2. Know your mortgage options
An important aspect of finding the best mortgage lender is being able to speak their language, including knowing the different types of mortgages. Some explicit research will help you to separate mortgage facts from fiction.
Many lenders offer regular loans as low as 3 percent, and some government insurance loans do not require a down payment, while others require a 3.5 percent reduction.
3. Compare rates and terms from multiple lenders
Setting up the first lender you talk to is not the best idea. In fact, you want to evaluate with different types of lenders – banks, credit unions, online lenders and local independents – to make sure you get the best deal on rates, fees and terms. You should try to find a lender who can contact you the way you want, whether online, via text or in person.
4. Get approval before the mortgage
Applying for a mortgage pre-approval with three or four different lenders, or the mortgage broker doing this work for you, compares apples to apples related to loan offers. This is the only way to get an accurate loan price because lenders do a thorough review of your credit and finances.
Lenders may have different documentation requirements for prior approval.
5. Strengthen your debt
Long before you start applying for mortgages, check your funds and adjust them if necessary. This means pulling out your credit score and credit statements.
Having a solid credit score allows you to rely on lenders to repay your loans on time, so they will be more comfortable doing business with you and paying you favorable fees to seal the deal.

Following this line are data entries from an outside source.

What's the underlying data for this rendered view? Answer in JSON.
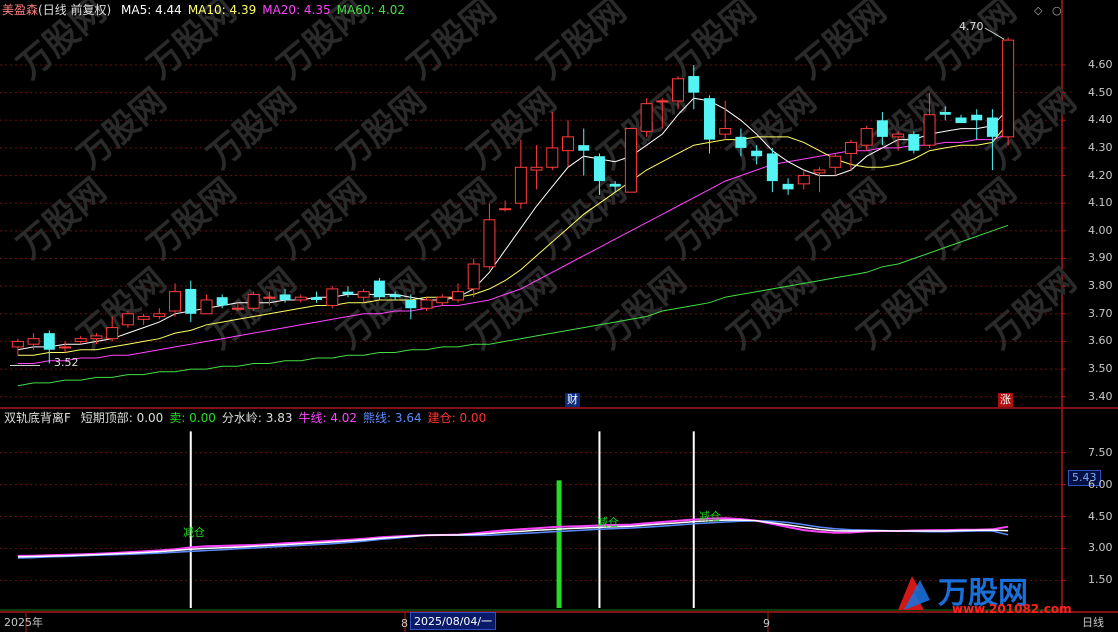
{
  "header": {
    "stock_name": "美盈森",
    "mode": "(日线 前复权)",
    "ma": [
      {
        "label": "MA5:",
        "value": "4.44",
        "color": "#ffffff"
      },
      {
        "label": "MA10:",
        "value": "4.39",
        "color": "#ffff66"
      },
      {
        "label": "MA20:",
        "value": "4.35",
        "color": "#ff44ff"
      },
      {
        "label": "MA60:",
        "value": "4.02",
        "color": "#44dd44"
      }
    ]
  },
  "indicator_header": {
    "name": "双轨底背离F",
    "items": [
      {
        "label": "短期顶部:",
        "value": "0.00",
        "color": "#dddddd"
      },
      {
        "label": "卖:",
        "value": "0.00",
        "color": "#22dd22"
      },
      {
        "label": "分水岭:",
        "value": "3.83",
        "color": "#dddddd"
      },
      {
        "label": "牛线:",
        "value": "4.02",
        "color": "#ff44ff"
      },
      {
        "label": "熊线:",
        "value": "3.64",
        "color": "#5b8cff"
      },
      {
        "label": "建仓:",
        "value": "0.00",
        "color": "#ff3333"
      }
    ]
  },
  "annotations": {
    "high_label": "4.70",
    "low_label": "3.52",
    "cai_tag": "财",
    "zhang_tag": "涨",
    "reduce_label": "减仓",
    "current_indicator_value": "5.43"
  },
  "axis": {
    "price_ticks": [
      "4.60",
      "4.50",
      "4.40",
      "4.30",
      "4.20",
      "4.10",
      "4.00",
      "3.90",
      "3.80",
      "3.70",
      "3.60",
      "3.50",
      "3.40"
    ],
    "indicator_ticks": [
      "7.50",
      "6.00",
      "4.50",
      "3.00",
      "1.50"
    ],
    "x_labels": [
      {
        "text": "2025年",
        "color": "#c8c8c8"
      },
      {
        "text": "8",
        "color": "#c8c8c8"
      },
      {
        "text": "2025/08/04/一",
        "color": "#ffffff"
      },
      {
        "text": "9",
        "color": "#c8c8c8"
      },
      {
        "text": "日线",
        "color": "#c8c8c8"
      }
    ]
  },
  "colors": {
    "up": "#ff3c3c",
    "down": "#54f4f4",
    "grid": "#6a1010",
    "divider": "#b01818",
    "ma5": "#ffffff",
    "ma10": "#ffff66",
    "ma20": "#ff44ff",
    "ma60": "#44dd44",
    "bull": "#ff44ff",
    "bear": "#5b8cff",
    "divide": "#ffffff",
    "buy_bar": "#22dd22"
  },
  "watermark": {
    "brand": "万股网",
    "domain": "www.201082.com"
  },
  "chart_data": [
    {
      "type": "candlestick",
      "title": "美盈森 (日线 前复权)",
      "ylim": [
        3.37,
        4.77
      ],
      "y_ticks": [
        3.4,
        3.5,
        3.6,
        3.7,
        3.8,
        3.9,
        4.0,
        4.1,
        4.2,
        4.3,
        4.4,
        4.5,
        4.6
      ],
      "candles": [
        {
          "o": 3.58,
          "h": 3.61,
          "l": 3.55,
          "c": 3.6
        },
        {
          "o": 3.59,
          "h": 3.63,
          "l": 3.57,
          "c": 3.61
        },
        {
          "o": 3.63,
          "h": 3.64,
          "l": 3.52,
          "c": 3.57
        },
        {
          "o": 3.58,
          "h": 3.6,
          "l": 3.56,
          "c": 3.58
        },
        {
          "o": 3.6,
          "h": 3.62,
          "l": 3.59,
          "c": 3.61
        },
        {
          "o": 3.61,
          "h": 3.63,
          "l": 3.59,
          "c": 3.62
        },
        {
          "o": 3.61,
          "h": 3.69,
          "l": 3.6,
          "c": 3.65
        },
        {
          "o": 3.66,
          "h": 3.71,
          "l": 3.65,
          "c": 3.7
        },
        {
          "o": 3.68,
          "h": 3.7,
          "l": 3.66,
          "c": 3.69
        },
        {
          "o": 3.69,
          "h": 3.72,
          "l": 3.68,
          "c": 3.7
        },
        {
          "o": 3.71,
          "h": 3.81,
          "l": 3.69,
          "c": 3.78
        },
        {
          "o": 3.79,
          "h": 3.82,
          "l": 3.67,
          "c": 3.7
        },
        {
          "o": 3.7,
          "h": 3.77,
          "l": 3.7,
          "c": 3.75
        },
        {
          "o": 3.76,
          "h": 3.77,
          "l": 3.72,
          "c": 3.73
        },
        {
          "o": 3.72,
          "h": 3.74,
          "l": 3.71,
          "c": 3.72
        },
        {
          "o": 3.72,
          "h": 3.78,
          "l": 3.71,
          "c": 3.77
        },
        {
          "o": 3.76,
          "h": 3.78,
          "l": 3.73,
          "c": 3.76
        },
        {
          "o": 3.77,
          "h": 3.79,
          "l": 3.74,
          "c": 3.75
        },
        {
          "o": 3.75,
          "h": 3.77,
          "l": 3.74,
          "c": 3.76
        },
        {
          "o": 3.76,
          "h": 3.78,
          "l": 3.74,
          "c": 3.75
        },
        {
          "o": 3.73,
          "h": 3.8,
          "l": 3.72,
          "c": 3.79
        },
        {
          "o": 3.78,
          "h": 3.8,
          "l": 3.76,
          "c": 3.77
        },
        {
          "o": 3.76,
          "h": 3.79,
          "l": 3.74,
          "c": 3.78
        },
        {
          "o": 3.82,
          "h": 3.83,
          "l": 3.75,
          "c": 3.76
        },
        {
          "o": 3.77,
          "h": 3.78,
          "l": 3.75,
          "c": 3.76
        },
        {
          "o": 3.75,
          "h": 3.77,
          "l": 3.68,
          "c": 3.72
        },
        {
          "o": 3.72,
          "h": 3.76,
          "l": 3.71,
          "c": 3.75
        },
        {
          "o": 3.74,
          "h": 3.77,
          "l": 3.73,
          "c": 3.76
        },
        {
          "o": 3.75,
          "h": 3.81,
          "l": 3.74,
          "c": 3.78
        },
        {
          "o": 3.79,
          "h": 3.9,
          "l": 3.76,
          "c": 3.88
        },
        {
          "o": 3.87,
          "h": 4.1,
          "l": 3.86,
          "c": 4.04
        },
        {
          "o": 4.08,
          "h": 4.11,
          "l": 4.07,
          "c": 4.08
        },
        {
          "o": 4.1,
          "h": 4.33,
          "l": 4.08,
          "c": 4.23
        },
        {
          "o": 4.22,
          "h": 4.31,
          "l": 4.15,
          "c": 4.23
        },
        {
          "o": 4.23,
          "h": 4.43,
          "l": 4.22,
          "c": 4.3
        },
        {
          "o": 4.29,
          "h": 4.4,
          "l": 4.23,
          "c": 4.34
        },
        {
          "o": 4.31,
          "h": 4.37,
          "l": 4.2,
          "c": 4.29
        },
        {
          "o": 4.27,
          "h": 4.28,
          "l": 4.13,
          "c": 4.18
        },
        {
          "o": 4.17,
          "h": 4.18,
          "l": 4.14,
          "c": 4.16
        },
        {
          "o": 4.14,
          "h": 4.37,
          "l": 4.14,
          "c": 4.37
        },
        {
          "o": 4.36,
          "h": 4.48,
          "l": 4.34,
          "c": 4.46
        },
        {
          "o": 4.47,
          "h": 4.48,
          "l": 4.37,
          "c": 4.47
        },
        {
          "o": 4.47,
          "h": 4.56,
          "l": 4.44,
          "c": 4.55
        },
        {
          "o": 4.56,
          "h": 4.6,
          "l": 4.44,
          "c": 4.5
        },
        {
          "o": 4.48,
          "h": 4.49,
          "l": 4.28,
          "c": 4.33
        },
        {
          "o": 4.35,
          "h": 4.47,
          "l": 4.33,
          "c": 4.37
        },
        {
          "o": 4.34,
          "h": 4.37,
          "l": 4.27,
          "c": 4.3
        },
        {
          "o": 4.29,
          "h": 4.31,
          "l": 4.24,
          "c": 4.27
        },
        {
          "o": 4.28,
          "h": 4.3,
          "l": 4.14,
          "c": 4.18
        },
        {
          "o": 4.17,
          "h": 4.19,
          "l": 4.13,
          "c": 4.15
        },
        {
          "o": 4.17,
          "h": 4.22,
          "l": 4.15,
          "c": 4.2
        },
        {
          "o": 4.21,
          "h": 4.23,
          "l": 4.14,
          "c": 4.22
        },
        {
          "o": 4.23,
          "h": 4.28,
          "l": 4.2,
          "c": 4.27
        },
        {
          "o": 4.28,
          "h": 4.33,
          "l": 4.22,
          "c": 4.32
        },
        {
          "o": 4.31,
          "h": 4.38,
          "l": 4.29,
          "c": 4.37
        },
        {
          "o": 4.4,
          "h": 4.43,
          "l": 4.31,
          "c": 4.34
        },
        {
          "o": 4.34,
          "h": 4.36,
          "l": 4.29,
          "c": 4.35
        },
        {
          "o": 4.35,
          "h": 4.36,
          "l": 4.28,
          "c": 4.29
        },
        {
          "o": 4.31,
          "h": 4.5,
          "l": 4.3,
          "c": 4.42
        },
        {
          "o": 4.43,
          "h": 4.45,
          "l": 4.4,
          "c": 4.42
        },
        {
          "o": 4.41,
          "h": 4.42,
          "l": 4.39,
          "c": 4.39
        },
        {
          "o": 4.42,
          "h": 4.44,
          "l": 4.33,
          "c": 4.4
        },
        {
          "o": 4.41,
          "h": 4.44,
          "l": 4.22,
          "c": 4.34
        },
        {
          "o": 4.34,
          "h": 4.7,
          "l": 4.31,
          "c": 4.69
        }
      ],
      "ma5": [
        3.57,
        3.58,
        3.58,
        3.59,
        3.59,
        3.6,
        3.61,
        3.63,
        3.65,
        3.67,
        3.7,
        3.71,
        3.72,
        3.73,
        3.74,
        3.74,
        3.74,
        3.75,
        3.75,
        3.76,
        3.76,
        3.77,
        3.77,
        3.77,
        3.77,
        3.76,
        3.75,
        3.75,
        3.76,
        3.79,
        3.85,
        3.93,
        4.01,
        4.09,
        4.16,
        4.23,
        4.27,
        4.26,
        4.25,
        4.27,
        4.31,
        4.35,
        4.42,
        4.48,
        4.47,
        4.44,
        4.4,
        4.35,
        4.29,
        4.25,
        4.22,
        4.2,
        4.2,
        4.22,
        4.27,
        4.3,
        4.33,
        4.33,
        4.35,
        4.36,
        4.37,
        4.37,
        4.38,
        4.44
      ],
      "ma10": [
        3.55,
        3.55,
        3.56,
        3.56,
        3.57,
        3.57,
        3.58,
        3.59,
        3.6,
        3.61,
        3.63,
        3.64,
        3.66,
        3.67,
        3.68,
        3.69,
        3.7,
        3.71,
        3.72,
        3.73,
        3.73,
        3.74,
        3.74,
        3.75,
        3.75,
        3.75,
        3.76,
        3.76,
        3.76,
        3.77,
        3.79,
        3.82,
        3.86,
        3.91,
        3.96,
        4.01,
        4.06,
        4.1,
        4.14,
        4.18,
        4.22,
        4.25,
        4.28,
        4.31,
        4.32,
        4.33,
        4.33,
        4.34,
        4.34,
        4.34,
        4.32,
        4.29,
        4.26,
        4.24,
        4.23,
        4.23,
        4.24,
        4.26,
        4.29,
        4.3,
        4.31,
        4.31,
        4.32,
        4.39
      ],
      "ma20": [
        3.52,
        3.52,
        3.53,
        3.53,
        3.54,
        3.54,
        3.55,
        3.55,
        3.56,
        3.57,
        3.58,
        3.59,
        3.6,
        3.61,
        3.62,
        3.63,
        3.64,
        3.65,
        3.66,
        3.67,
        3.68,
        3.69,
        3.7,
        3.7,
        3.71,
        3.71,
        3.72,
        3.73,
        3.73,
        3.74,
        3.75,
        3.77,
        3.79,
        3.82,
        3.85,
        3.88,
        3.91,
        3.94,
        3.97,
        4.0,
        4.03,
        4.06,
        4.09,
        4.12,
        4.15,
        4.18,
        4.2,
        4.22,
        4.24,
        4.25,
        4.26,
        4.27,
        4.28,
        4.29,
        4.29,
        4.3,
        4.3,
        4.31,
        4.31,
        4.32,
        4.32,
        4.33,
        4.33,
        4.35
      ],
      "ma60": [
        3.44,
        3.45,
        3.45,
        3.46,
        3.46,
        3.47,
        3.47,
        3.48,
        3.48,
        3.49,
        3.49,
        3.5,
        3.5,
        3.51,
        3.51,
        3.52,
        3.52,
        3.53,
        3.53,
        3.54,
        3.54,
        3.55,
        3.55,
        3.56,
        3.56,
        3.57,
        3.57,
        3.58,
        3.58,
        3.59,
        3.59,
        3.6,
        3.61,
        3.62,
        3.63,
        3.64,
        3.65,
        3.66,
        3.67,
        3.68,
        3.69,
        3.71,
        3.72,
        3.73,
        3.74,
        3.76,
        3.77,
        3.78,
        3.79,
        3.8,
        3.81,
        3.82,
        3.83,
        3.84,
        3.85,
        3.87,
        3.88,
        3.9,
        3.92,
        3.94,
        3.96,
        3.98,
        4.0,
        4.02
      ]
    },
    {
      "type": "line",
      "title": "双轨底背离F",
      "ylim": [
        0.2,
        8.8
      ],
      "y_ticks": [
        1.5,
        3.0,
        4.5,
        6.0,
        7.5
      ],
      "bull_line": [
        2.65,
        2.66,
        2.68,
        2.7,
        2.72,
        2.75,
        2.78,
        2.82,
        2.86,
        2.9,
        2.96,
        3.05,
        3.1,
        3.12,
        3.14,
        3.16,
        3.2,
        3.24,
        3.28,
        3.32,
        3.36,
        3.4,
        3.45,
        3.52,
        3.56,
        3.6,
        3.62,
        3.63,
        3.65,
        3.7,
        3.78,
        3.85,
        3.9,
        3.95,
        4.0,
        4.03,
        4.05,
        4.08,
        4.1,
        4.12,
        4.18,
        4.24,
        4.3,
        4.36,
        4.4,
        4.42,
        4.38,
        4.3,
        4.15,
        4.0,
        3.86,
        3.78,
        3.74,
        3.75,
        3.8,
        3.82,
        3.82,
        3.84,
        3.85,
        3.86,
        3.88,
        3.88,
        3.9,
        4.02
      ],
      "bear_line": [
        2.55,
        2.57,
        2.6,
        2.62,
        2.65,
        2.68,
        2.7,
        2.72,
        2.75,
        2.78,
        2.82,
        2.86,
        2.9,
        2.94,
        2.98,
        3.02,
        3.06,
        3.1,
        3.14,
        3.18,
        3.22,
        3.28,
        3.34,
        3.42,
        3.48,
        3.55,
        3.62,
        3.64,
        3.62,
        3.61,
        3.62,
        3.66,
        3.7,
        3.74,
        3.78,
        3.82,
        3.86,
        3.9,
        3.93,
        3.96,
        4.0,
        4.05,
        4.1,
        4.16,
        4.2,
        4.24,
        4.28,
        4.3,
        4.28,
        4.22,
        4.12,
        4.0,
        3.92,
        3.88,
        3.86,
        3.84,
        3.82,
        3.8,
        3.78,
        3.78,
        3.8,
        3.82,
        3.82,
        3.64
      ],
      "divide_line": [
        2.6,
        2.62,
        2.64,
        2.66,
        2.68,
        2.71,
        2.74,
        2.77,
        2.81,
        2.85,
        2.9,
        2.96,
        3.0,
        3.03,
        3.06,
        3.1,
        3.14,
        3.18,
        3.22,
        3.26,
        3.3,
        3.35,
        3.4,
        3.47,
        3.52,
        3.57,
        3.62,
        3.63,
        3.63,
        3.66,
        3.7,
        3.76,
        3.8,
        3.85,
        3.89,
        3.93,
        3.96,
        3.99,
        4.02,
        4.04,
        4.1,
        4.15,
        4.2,
        4.26,
        4.3,
        4.33,
        4.33,
        4.3,
        4.2,
        4.1,
        3.99,
        3.89,
        3.83,
        3.82,
        3.83,
        3.83,
        3.82,
        3.82,
        3.82,
        3.82,
        3.84,
        3.85,
        3.86,
        3.83
      ],
      "white_signal_bars": [
        11,
        37,
        43
      ],
      "buy_bar": {
        "index": 35,
        "value": 6.2
      },
      "reduce_labels_at": [
        11,
        37,
        43
      ]
    }
  ]
}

In addition to solid loans, lenders want to see if you can handle your existing debt with the new local mortgage lender, so they will look at your loan-to-income ratio.